WORK INSTRUCTIONS:
Each line below should be repeated exactly as written, with no pictures carried over.

MATERIALS PROVIDED:
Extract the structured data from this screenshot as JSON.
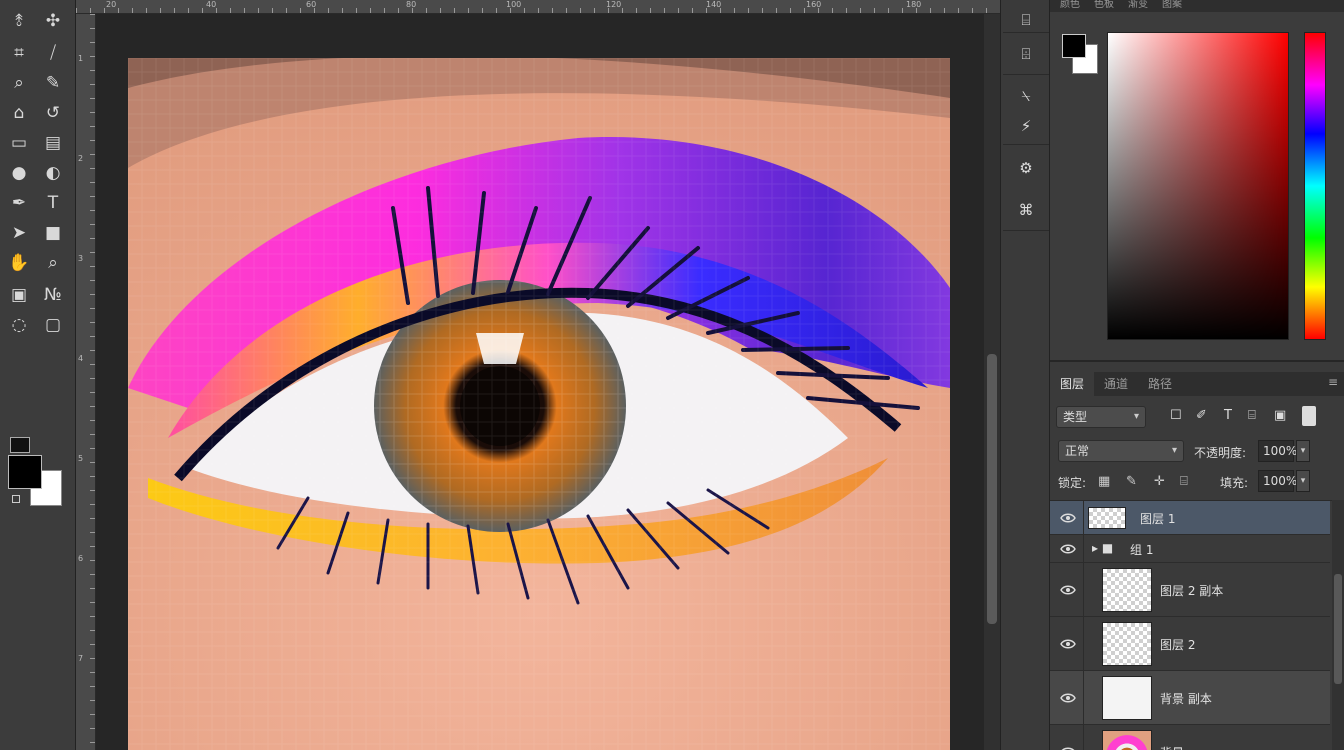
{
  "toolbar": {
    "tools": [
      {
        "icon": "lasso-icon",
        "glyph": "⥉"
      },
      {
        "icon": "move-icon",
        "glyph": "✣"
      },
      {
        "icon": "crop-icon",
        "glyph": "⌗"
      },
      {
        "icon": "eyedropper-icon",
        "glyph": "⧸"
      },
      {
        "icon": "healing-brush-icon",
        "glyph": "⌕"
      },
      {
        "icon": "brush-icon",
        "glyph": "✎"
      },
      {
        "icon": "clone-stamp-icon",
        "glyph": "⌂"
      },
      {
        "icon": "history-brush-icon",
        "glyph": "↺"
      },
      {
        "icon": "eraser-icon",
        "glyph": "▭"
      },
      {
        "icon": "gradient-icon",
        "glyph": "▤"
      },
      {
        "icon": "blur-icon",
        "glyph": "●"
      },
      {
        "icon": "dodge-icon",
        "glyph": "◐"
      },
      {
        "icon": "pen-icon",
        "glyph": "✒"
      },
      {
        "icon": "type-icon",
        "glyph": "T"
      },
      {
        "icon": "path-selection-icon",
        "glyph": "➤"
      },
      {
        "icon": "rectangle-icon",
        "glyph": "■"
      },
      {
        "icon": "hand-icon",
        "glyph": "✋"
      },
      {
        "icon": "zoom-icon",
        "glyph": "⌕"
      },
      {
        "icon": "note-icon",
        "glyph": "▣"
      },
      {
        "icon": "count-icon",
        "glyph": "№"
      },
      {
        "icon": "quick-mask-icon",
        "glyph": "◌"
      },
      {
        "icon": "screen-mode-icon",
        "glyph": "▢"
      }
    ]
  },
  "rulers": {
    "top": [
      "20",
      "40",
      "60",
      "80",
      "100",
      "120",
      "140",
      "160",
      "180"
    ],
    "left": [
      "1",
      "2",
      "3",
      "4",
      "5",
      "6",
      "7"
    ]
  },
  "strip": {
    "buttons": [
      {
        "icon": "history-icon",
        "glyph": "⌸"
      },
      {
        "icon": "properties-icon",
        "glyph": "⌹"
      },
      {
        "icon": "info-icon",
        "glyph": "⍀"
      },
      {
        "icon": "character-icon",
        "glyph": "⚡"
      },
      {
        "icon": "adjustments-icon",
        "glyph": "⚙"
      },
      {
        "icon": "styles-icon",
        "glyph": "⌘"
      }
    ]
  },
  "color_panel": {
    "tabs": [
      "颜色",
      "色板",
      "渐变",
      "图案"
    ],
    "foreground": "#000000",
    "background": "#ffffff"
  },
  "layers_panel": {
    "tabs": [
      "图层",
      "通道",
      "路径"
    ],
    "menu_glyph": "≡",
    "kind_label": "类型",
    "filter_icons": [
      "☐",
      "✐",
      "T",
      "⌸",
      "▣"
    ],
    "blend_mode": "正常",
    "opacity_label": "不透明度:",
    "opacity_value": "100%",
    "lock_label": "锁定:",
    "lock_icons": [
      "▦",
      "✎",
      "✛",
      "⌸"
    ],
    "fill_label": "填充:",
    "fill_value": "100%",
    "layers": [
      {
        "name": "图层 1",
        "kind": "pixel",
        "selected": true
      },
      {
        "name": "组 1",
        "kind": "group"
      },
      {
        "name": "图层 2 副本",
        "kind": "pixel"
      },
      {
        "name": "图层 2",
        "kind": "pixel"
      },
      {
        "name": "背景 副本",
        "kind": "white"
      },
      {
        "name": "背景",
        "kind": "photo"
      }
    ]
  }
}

OUTPUT OF THE TASK:
Extract the structured data from this screenshot as JSON.
{
  "toolbar": {
    "tools": [
      {
        "icon": "lasso-icon",
        "glyph": "⥉"
      },
      {
        "icon": "move-icon",
        "glyph": "✣"
      },
      {
        "icon": "crop-icon",
        "glyph": "⌗"
      },
      {
        "icon": "eyedropper-icon",
        "glyph": "⧸"
      },
      {
        "icon": "healing-brush-icon",
        "glyph": "⌕"
      },
      {
        "icon": "brush-icon",
        "glyph": "✎"
      },
      {
        "icon": "clone-stamp-icon",
        "glyph": "⌂"
      },
      {
        "icon": "history-brush-icon",
        "glyph": "↺"
      },
      {
        "icon": "eraser-icon",
        "glyph": "▭"
      },
      {
        "icon": "gradient-icon",
        "glyph": "▤"
      },
      {
        "icon": "blur-icon",
        "glyph": "●"
      },
      {
        "icon": "dodge-icon",
        "glyph": "◐"
      },
      {
        "icon": "pen-icon",
        "glyph": "✒"
      },
      {
        "icon": "type-icon",
        "glyph": "T"
      },
      {
        "icon": "path-selection-icon",
        "glyph": "➤"
      },
      {
        "icon": "rectangle-icon",
        "glyph": "■"
      },
      {
        "icon": "hand-icon",
        "glyph": "✋"
      },
      {
        "icon": "zoom-icon",
        "glyph": "⌕"
      },
      {
        "icon": "note-icon",
        "glyph": "▣"
      },
      {
        "icon": "count-icon",
        "glyph": "№"
      },
      {
        "icon": "quick-mask-icon",
        "glyph": "◌"
      },
      {
        "icon": "screen-mode-icon",
        "glyph": "▢"
      }
    ]
  },
  "rulers": {
    "top": [
      "20",
      "40",
      "60",
      "80",
      "100",
      "120",
      "140",
      "160",
      "180"
    ],
    "left": [
      "1",
      "2",
      "3",
      "4",
      "5",
      "6",
      "7"
    ]
  },
  "strip": {
    "buttons": [
      {
        "icon": "history-icon",
        "glyph": "⌸"
      },
      {
        "icon": "properties-icon",
        "glyph": "⌹"
      },
      {
        "icon": "info-icon",
        "glyph": "⍀"
      },
      {
        "icon": "character-icon",
        "glyph": "⚡"
      },
      {
        "icon": "adjustments-icon",
        "glyph": "⚙"
      },
      {
        "icon": "styles-icon",
        "glyph": "⌘"
      }
    ]
  },
  "color_panel": {
    "tabs": [
      "颜色",
      "色板",
      "渐变",
      "图案"
    ],
    "foreground": "#000000",
    "background": "#ffffff"
  },
  "layers_panel": {
    "tabs": [
      "图层",
      "通道",
      "路径"
    ],
    "menu_glyph": "≡",
    "kind_label": "类型",
    "filter_icons": [
      "☐",
      "✐",
      "T",
      "⌸",
      "▣"
    ],
    "blend_mode": "正常",
    "opacity_label": "不透明度:",
    "opacity_value": "100%",
    "lock_label": "锁定:",
    "lock_icons": [
      "▦",
      "✎",
      "✛",
      "⌸"
    ],
    "fill_label": "填充:",
    "fill_value": "100%",
    "layers": [
      {
        "name": "图层 1",
        "kind": "pixel",
        "selected": true
      },
      {
        "name": "组 1",
        "kind": "group"
      },
      {
        "name": "图层 2 副本",
        "kind": "pixel"
      },
      {
        "name": "图层 2",
        "kind": "pixel"
      },
      {
        "name": "背景 副本",
        "kind": "white"
      },
      {
        "name": "背景",
        "kind": "photo"
      }
    ]
  }
}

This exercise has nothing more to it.